The latter was seen as somewhat protected against any Amazon incursion.
This exacerbated the move in Tesco's (TSCO.L) shares, which had reversed course after weak international same store sales overshadowed the retailer's strongest UK sales growth in seven years.
Much of the focus this week was on the more domestically exposed mid-cap companies, with concerns coming to a boiling point on Thursday when furniture store DFS (DFSD.L) warned on profit, triggering a sharp sell-off among consumer-exposed stocks.
Investors said valuations among mid-caps, which hit a fresh record high as recently as two weeks ago, were also putting off prospective buyers.
"It's not panic stations, but you can see why there might be a consolidation," said Ian Williams, head of economics and strategy at Peel Hunt.
"Mid-caps have held up a lot better than people thought they would. So although underlying earnings are good and the bottom up news is good, valuations mean there's not that many more compelling cheap opportunities," he added.
Uncertainty around UK politics, a week after a shock general election result, had also generated jitters around domestic stocks.
Among sectors, energy stocks lent some support after oil edged up off its seven-week lows, while wealth manager St James's Place (SJP.L), paper firm Mondi (MNDI.L) and support services firm DCC (DCC.L) were the top FTSE gainers.

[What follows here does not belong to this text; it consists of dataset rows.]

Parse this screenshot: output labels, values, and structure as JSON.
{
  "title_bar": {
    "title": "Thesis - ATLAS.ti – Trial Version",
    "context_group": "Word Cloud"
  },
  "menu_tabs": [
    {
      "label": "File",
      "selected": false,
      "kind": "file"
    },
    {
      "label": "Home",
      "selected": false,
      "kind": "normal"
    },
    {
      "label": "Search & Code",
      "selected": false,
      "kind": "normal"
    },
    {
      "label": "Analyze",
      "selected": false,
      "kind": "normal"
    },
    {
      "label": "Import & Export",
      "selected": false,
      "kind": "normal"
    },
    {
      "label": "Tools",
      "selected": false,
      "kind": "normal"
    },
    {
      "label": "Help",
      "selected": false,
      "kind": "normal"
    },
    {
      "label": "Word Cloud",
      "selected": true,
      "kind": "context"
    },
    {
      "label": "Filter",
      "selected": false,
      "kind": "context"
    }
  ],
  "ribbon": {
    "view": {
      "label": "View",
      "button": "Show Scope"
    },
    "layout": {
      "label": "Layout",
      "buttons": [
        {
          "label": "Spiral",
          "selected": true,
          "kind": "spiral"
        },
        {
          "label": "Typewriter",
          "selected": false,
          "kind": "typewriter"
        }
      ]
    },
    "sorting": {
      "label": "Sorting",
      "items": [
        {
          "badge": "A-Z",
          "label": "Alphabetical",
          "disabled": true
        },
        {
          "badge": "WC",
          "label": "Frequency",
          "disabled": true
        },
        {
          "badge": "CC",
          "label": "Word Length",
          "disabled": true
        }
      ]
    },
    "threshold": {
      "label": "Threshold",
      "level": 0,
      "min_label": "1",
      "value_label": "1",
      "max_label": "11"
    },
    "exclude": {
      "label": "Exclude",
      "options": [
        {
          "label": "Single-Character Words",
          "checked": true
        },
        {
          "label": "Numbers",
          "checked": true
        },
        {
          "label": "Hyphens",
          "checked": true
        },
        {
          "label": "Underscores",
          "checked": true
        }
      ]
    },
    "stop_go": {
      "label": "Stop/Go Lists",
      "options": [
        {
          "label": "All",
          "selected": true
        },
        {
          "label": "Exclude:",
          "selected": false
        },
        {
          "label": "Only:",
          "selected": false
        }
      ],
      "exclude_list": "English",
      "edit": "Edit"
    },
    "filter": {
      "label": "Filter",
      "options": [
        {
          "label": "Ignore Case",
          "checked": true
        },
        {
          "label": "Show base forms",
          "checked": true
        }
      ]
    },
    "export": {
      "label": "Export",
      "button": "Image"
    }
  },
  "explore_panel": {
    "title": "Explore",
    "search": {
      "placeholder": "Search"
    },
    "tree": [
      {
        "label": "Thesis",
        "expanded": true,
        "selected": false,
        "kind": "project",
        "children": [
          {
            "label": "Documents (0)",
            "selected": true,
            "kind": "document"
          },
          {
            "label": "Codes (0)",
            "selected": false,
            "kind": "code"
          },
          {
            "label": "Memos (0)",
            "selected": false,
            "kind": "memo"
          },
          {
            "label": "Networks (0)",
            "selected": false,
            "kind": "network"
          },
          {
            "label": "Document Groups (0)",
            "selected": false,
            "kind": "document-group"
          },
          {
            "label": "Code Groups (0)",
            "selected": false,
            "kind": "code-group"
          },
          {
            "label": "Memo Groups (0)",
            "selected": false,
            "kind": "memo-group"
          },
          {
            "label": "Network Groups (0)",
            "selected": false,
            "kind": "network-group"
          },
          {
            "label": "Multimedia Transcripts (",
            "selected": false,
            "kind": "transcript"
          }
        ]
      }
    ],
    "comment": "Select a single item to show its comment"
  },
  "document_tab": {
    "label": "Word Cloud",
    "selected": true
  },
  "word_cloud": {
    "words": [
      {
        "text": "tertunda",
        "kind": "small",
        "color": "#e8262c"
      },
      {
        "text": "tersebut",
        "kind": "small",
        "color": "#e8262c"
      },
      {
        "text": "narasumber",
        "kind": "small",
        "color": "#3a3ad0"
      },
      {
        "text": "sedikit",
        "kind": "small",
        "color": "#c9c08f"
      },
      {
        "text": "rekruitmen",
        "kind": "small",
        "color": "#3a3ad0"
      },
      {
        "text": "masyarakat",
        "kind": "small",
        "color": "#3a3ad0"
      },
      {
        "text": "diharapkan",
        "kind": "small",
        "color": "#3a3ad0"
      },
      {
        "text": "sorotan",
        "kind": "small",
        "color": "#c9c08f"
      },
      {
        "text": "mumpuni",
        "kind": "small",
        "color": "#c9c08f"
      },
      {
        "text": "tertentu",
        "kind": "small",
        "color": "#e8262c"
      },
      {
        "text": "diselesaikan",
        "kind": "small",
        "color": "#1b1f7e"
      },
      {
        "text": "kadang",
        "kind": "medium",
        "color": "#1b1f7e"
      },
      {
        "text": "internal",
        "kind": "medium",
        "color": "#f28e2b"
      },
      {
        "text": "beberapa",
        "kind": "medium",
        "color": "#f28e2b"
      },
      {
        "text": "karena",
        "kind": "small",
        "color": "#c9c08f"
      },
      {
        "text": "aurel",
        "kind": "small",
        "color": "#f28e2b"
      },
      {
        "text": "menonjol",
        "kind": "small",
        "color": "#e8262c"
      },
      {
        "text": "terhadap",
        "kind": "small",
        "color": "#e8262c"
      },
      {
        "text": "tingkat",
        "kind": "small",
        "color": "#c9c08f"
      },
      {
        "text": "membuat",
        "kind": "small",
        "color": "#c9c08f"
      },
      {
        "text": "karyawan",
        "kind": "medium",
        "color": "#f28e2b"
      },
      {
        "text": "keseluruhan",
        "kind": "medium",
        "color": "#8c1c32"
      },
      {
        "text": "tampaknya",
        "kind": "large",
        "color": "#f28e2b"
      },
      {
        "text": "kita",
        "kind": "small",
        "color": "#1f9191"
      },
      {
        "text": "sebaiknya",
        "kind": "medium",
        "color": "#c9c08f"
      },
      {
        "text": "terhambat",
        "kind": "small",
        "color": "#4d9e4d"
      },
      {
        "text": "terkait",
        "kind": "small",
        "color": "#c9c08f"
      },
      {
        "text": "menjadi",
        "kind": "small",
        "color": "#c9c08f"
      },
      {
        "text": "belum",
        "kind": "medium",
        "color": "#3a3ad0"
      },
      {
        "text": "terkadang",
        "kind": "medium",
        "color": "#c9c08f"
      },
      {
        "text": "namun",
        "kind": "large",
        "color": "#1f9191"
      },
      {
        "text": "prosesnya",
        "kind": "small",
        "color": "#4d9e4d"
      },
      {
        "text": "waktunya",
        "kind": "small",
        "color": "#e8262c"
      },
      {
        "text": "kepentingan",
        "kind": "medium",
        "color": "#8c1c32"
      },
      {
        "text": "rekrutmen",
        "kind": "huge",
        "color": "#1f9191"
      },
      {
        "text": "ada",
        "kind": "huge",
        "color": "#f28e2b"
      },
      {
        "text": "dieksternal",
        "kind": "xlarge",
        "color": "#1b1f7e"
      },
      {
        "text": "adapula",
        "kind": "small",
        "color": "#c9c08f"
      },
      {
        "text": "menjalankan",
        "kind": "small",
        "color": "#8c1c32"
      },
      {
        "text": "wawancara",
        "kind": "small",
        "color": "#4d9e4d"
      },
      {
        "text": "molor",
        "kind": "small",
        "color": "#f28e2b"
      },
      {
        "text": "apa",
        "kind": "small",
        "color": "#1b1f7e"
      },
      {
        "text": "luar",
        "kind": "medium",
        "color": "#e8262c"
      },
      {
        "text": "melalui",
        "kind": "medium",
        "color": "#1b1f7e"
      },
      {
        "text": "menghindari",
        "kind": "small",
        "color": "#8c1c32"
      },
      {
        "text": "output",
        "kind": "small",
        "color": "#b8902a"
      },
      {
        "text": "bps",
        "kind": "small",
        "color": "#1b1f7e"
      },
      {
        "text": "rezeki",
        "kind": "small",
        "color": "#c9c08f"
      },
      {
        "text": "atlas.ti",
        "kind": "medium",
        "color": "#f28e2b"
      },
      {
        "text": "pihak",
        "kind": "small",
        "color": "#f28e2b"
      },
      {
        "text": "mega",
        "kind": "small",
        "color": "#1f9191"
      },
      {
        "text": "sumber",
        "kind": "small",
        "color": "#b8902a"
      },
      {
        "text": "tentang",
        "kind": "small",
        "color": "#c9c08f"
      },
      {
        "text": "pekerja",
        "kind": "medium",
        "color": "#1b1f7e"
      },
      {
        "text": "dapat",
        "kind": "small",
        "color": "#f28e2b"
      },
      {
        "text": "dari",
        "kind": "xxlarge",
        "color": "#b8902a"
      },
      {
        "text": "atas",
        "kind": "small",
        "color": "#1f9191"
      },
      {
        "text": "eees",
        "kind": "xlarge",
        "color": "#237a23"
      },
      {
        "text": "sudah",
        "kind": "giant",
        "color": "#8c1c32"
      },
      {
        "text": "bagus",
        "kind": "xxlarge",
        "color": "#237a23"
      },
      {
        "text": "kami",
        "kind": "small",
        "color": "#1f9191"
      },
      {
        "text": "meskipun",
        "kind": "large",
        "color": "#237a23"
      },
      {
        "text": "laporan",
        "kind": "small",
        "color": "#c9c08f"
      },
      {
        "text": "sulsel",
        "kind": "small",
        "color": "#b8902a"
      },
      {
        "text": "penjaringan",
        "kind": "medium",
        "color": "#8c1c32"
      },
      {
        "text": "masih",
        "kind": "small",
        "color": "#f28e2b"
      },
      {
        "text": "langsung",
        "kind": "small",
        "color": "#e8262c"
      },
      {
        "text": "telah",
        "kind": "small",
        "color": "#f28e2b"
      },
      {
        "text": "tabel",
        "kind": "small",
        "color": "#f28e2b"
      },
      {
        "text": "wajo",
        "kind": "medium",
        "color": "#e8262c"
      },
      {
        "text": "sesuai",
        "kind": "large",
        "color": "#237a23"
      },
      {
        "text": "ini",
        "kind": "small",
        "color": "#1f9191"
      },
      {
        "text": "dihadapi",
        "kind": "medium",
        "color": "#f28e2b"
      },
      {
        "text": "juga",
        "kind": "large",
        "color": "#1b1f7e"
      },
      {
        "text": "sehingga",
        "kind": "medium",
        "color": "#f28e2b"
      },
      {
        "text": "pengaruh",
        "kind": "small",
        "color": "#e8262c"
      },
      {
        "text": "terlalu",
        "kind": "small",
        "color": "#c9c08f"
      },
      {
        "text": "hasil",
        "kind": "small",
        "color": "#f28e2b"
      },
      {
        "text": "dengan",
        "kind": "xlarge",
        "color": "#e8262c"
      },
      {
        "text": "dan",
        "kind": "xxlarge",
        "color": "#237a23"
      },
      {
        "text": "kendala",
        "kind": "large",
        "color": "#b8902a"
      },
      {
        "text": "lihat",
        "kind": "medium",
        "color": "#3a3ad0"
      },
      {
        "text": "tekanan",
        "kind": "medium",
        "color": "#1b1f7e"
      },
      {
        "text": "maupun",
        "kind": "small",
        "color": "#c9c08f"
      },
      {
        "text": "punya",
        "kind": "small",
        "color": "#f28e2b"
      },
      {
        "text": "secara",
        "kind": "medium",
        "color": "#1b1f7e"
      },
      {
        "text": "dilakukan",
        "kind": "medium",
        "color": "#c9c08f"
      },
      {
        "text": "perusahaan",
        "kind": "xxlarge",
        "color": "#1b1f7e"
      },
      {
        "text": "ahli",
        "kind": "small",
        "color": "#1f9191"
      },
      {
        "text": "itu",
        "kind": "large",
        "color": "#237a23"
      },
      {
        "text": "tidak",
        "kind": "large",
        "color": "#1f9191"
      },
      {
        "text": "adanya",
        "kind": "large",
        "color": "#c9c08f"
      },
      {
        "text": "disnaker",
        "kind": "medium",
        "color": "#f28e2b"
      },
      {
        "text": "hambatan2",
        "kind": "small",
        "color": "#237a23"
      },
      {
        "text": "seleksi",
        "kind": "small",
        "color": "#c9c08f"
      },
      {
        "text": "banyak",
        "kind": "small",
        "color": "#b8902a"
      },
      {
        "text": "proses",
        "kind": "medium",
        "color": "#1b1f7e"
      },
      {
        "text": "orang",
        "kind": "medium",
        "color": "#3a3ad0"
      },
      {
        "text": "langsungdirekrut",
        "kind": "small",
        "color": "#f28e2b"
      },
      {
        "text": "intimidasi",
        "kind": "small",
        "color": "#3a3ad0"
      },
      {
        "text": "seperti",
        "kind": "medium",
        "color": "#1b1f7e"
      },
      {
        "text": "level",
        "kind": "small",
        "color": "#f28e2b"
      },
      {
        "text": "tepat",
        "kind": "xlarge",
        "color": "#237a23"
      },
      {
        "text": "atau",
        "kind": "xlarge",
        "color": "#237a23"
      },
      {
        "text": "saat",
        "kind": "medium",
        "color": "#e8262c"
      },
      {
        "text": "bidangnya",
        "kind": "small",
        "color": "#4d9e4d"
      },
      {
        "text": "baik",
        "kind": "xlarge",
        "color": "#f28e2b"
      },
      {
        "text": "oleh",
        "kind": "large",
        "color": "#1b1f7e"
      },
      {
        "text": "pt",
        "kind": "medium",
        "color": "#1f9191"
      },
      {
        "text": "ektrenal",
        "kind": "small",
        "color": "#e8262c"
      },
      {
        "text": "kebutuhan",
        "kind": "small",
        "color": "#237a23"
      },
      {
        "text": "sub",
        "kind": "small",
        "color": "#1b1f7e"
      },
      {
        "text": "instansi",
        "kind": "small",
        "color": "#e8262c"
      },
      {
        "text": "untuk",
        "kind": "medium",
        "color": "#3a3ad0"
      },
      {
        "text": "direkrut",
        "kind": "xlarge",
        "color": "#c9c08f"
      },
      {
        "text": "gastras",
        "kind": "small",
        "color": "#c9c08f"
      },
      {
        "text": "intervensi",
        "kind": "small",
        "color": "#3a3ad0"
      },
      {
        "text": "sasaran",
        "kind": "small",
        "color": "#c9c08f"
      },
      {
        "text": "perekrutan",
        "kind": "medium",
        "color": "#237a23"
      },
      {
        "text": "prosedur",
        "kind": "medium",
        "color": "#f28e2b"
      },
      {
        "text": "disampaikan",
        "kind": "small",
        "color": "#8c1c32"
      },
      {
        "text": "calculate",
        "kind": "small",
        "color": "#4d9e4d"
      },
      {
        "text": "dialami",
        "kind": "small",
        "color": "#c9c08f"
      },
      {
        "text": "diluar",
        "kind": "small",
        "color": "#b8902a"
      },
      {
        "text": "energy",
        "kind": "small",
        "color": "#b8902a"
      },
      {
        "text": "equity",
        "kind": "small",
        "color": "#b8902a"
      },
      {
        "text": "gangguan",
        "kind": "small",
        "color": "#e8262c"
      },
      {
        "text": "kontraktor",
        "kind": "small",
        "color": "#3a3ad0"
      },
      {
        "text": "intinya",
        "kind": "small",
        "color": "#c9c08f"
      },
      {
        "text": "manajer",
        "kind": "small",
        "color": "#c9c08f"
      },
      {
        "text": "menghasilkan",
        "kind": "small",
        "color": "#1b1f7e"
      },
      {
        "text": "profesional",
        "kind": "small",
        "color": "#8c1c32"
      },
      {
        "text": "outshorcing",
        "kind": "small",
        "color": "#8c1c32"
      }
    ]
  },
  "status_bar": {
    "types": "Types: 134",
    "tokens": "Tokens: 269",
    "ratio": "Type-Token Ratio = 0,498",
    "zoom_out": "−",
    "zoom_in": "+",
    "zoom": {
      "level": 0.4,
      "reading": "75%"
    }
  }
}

Driving the mid-cap recovery were industrials firms with less exposure to the domestic economy, with engineer Cobham (COB.L) the biggest gainer.
Editing by Jeremy Gaunt.